(DATA FOR PROCESSING begins)

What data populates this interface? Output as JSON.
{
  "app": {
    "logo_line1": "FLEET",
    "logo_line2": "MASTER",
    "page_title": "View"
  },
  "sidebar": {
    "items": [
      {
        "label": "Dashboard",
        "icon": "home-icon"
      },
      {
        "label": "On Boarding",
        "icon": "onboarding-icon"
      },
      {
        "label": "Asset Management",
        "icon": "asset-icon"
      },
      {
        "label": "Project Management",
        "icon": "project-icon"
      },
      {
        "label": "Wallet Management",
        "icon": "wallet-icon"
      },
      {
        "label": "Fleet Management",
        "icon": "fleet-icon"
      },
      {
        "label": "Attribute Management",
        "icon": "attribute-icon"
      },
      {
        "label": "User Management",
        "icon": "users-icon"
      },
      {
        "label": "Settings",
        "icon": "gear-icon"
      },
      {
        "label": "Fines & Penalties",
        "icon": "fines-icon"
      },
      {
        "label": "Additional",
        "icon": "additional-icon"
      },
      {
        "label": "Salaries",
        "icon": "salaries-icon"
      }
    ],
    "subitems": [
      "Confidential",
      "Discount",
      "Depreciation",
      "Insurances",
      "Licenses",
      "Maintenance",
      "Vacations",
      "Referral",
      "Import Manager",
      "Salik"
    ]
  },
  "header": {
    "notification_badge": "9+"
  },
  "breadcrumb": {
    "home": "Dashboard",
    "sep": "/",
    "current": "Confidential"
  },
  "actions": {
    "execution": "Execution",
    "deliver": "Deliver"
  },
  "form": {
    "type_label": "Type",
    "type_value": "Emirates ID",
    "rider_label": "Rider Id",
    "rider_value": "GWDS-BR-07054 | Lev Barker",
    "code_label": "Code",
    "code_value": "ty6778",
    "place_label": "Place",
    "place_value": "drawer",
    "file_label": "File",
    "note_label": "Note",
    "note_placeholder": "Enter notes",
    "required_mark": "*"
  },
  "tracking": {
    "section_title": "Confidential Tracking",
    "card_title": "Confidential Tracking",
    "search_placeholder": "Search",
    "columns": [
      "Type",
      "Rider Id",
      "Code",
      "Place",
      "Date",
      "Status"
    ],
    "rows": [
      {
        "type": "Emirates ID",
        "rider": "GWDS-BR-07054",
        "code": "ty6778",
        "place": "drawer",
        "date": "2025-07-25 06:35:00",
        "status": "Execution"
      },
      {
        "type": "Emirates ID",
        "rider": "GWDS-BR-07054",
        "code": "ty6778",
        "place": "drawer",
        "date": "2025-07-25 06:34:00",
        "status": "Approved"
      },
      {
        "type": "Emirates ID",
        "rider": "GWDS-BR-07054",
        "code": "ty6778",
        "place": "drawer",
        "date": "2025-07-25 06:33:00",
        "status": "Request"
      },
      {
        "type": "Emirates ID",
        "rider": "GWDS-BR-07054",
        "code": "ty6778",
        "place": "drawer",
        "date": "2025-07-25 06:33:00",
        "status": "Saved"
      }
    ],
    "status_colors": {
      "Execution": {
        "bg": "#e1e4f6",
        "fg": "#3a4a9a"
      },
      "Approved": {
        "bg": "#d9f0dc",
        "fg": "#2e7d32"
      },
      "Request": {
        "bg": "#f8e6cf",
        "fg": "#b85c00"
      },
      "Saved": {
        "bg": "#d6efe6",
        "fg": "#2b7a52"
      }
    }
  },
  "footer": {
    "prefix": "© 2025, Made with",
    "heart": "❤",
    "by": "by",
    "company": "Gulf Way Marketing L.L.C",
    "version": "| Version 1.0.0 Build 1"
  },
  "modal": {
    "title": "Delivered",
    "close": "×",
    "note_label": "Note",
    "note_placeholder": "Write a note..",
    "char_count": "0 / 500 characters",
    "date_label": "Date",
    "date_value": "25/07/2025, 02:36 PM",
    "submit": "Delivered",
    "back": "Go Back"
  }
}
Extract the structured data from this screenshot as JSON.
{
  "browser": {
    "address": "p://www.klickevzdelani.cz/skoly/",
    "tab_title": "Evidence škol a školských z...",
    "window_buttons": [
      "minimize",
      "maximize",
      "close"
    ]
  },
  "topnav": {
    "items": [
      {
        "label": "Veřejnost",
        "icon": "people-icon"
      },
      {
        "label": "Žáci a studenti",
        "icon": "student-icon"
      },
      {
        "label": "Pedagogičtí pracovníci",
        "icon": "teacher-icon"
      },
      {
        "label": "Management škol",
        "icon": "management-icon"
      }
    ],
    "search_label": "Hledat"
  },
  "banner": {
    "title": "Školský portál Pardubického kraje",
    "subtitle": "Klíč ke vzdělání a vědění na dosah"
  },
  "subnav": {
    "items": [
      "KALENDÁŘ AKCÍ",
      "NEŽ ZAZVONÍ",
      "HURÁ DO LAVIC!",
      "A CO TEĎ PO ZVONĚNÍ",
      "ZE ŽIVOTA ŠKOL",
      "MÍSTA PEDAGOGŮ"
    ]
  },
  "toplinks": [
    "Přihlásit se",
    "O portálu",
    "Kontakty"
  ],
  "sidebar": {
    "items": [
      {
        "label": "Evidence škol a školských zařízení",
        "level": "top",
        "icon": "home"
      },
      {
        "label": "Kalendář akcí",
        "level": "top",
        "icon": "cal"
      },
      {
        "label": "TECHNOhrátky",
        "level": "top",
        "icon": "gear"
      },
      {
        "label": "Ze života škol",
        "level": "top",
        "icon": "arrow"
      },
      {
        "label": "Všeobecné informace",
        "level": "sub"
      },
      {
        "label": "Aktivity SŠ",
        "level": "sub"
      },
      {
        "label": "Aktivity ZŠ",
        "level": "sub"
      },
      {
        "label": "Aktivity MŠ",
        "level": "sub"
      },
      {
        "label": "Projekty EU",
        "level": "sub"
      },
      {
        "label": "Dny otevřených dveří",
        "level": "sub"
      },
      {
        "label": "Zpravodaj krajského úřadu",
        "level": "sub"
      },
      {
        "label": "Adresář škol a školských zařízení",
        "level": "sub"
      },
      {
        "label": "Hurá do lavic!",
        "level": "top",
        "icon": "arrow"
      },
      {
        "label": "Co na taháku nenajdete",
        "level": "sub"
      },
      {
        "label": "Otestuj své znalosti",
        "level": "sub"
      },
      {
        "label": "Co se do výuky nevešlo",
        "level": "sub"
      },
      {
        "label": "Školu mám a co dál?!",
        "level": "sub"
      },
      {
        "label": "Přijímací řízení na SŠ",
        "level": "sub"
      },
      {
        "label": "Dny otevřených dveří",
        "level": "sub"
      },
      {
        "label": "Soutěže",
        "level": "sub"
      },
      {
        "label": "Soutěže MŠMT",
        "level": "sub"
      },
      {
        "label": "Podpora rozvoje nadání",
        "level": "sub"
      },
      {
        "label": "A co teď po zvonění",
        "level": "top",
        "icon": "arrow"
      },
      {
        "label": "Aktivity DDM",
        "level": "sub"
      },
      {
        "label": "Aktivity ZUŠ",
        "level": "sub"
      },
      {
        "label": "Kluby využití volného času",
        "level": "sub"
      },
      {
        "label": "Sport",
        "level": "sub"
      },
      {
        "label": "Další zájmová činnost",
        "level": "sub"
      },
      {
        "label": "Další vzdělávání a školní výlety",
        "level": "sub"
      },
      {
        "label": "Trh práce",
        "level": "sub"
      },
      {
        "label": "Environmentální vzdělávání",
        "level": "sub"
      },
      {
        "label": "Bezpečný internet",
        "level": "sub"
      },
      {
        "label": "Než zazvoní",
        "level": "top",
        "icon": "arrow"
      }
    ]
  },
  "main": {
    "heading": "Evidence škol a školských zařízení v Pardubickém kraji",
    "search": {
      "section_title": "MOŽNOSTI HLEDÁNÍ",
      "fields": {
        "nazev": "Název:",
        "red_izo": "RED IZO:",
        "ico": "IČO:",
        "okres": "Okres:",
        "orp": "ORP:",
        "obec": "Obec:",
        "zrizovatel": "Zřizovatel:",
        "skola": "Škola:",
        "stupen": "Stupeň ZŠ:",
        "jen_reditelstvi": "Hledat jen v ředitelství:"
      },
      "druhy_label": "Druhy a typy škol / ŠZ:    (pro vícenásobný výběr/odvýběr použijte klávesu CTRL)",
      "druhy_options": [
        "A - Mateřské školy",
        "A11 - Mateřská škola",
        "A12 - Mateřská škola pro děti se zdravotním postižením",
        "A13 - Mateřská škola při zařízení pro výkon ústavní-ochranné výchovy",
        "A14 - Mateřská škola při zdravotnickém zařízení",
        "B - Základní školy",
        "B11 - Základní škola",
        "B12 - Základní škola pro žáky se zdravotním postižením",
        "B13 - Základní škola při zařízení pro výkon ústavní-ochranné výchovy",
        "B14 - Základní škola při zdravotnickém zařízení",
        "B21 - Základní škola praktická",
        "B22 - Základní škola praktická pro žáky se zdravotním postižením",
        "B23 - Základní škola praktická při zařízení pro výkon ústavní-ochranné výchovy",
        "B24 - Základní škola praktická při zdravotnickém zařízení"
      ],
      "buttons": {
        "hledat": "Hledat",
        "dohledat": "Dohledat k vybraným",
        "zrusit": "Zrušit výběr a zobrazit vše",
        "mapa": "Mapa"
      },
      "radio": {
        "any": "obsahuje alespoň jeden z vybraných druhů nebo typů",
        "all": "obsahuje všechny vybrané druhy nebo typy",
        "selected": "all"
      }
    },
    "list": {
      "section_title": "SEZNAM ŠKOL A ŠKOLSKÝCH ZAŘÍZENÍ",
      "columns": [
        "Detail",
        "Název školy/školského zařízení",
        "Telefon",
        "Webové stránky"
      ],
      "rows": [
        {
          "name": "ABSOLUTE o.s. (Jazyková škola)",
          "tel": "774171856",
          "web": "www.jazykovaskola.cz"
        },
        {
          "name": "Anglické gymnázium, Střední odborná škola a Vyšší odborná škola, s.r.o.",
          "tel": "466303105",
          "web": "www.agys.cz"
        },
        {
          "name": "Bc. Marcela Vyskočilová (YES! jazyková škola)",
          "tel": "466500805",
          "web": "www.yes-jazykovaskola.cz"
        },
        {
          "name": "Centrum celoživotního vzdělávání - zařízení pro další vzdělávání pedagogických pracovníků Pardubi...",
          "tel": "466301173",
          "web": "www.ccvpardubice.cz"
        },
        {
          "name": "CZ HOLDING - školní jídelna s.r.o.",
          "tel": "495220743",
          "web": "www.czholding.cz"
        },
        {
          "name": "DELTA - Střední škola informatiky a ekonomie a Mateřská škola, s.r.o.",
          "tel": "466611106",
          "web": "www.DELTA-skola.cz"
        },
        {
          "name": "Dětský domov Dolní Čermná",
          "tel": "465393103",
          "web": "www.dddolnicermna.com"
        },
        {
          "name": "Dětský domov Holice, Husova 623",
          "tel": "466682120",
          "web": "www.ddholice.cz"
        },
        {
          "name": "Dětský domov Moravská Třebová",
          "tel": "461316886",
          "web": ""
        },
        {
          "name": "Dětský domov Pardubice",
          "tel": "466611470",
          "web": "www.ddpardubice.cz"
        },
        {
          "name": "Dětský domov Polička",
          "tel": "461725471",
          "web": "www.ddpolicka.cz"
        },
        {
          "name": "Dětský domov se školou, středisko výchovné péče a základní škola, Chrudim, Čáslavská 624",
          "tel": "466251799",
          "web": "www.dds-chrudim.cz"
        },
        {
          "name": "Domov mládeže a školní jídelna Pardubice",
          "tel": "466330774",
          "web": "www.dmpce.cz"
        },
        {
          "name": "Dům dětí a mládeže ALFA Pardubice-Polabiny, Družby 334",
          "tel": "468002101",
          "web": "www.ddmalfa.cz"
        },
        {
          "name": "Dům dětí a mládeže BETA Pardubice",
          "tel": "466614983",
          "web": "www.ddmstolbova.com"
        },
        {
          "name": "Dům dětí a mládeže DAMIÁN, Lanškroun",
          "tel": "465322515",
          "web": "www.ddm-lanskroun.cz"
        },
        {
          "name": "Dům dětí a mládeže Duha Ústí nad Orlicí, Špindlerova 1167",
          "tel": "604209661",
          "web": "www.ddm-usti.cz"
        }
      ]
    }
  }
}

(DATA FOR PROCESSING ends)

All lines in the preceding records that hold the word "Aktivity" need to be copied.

        "label": "Aktivity SŠ",
        "label": "Aktivity ZŠ",
        "label": "Aktivity MŠ",
        "label": "Aktivity DDM",
        "label": "Aktivity ZUŠ",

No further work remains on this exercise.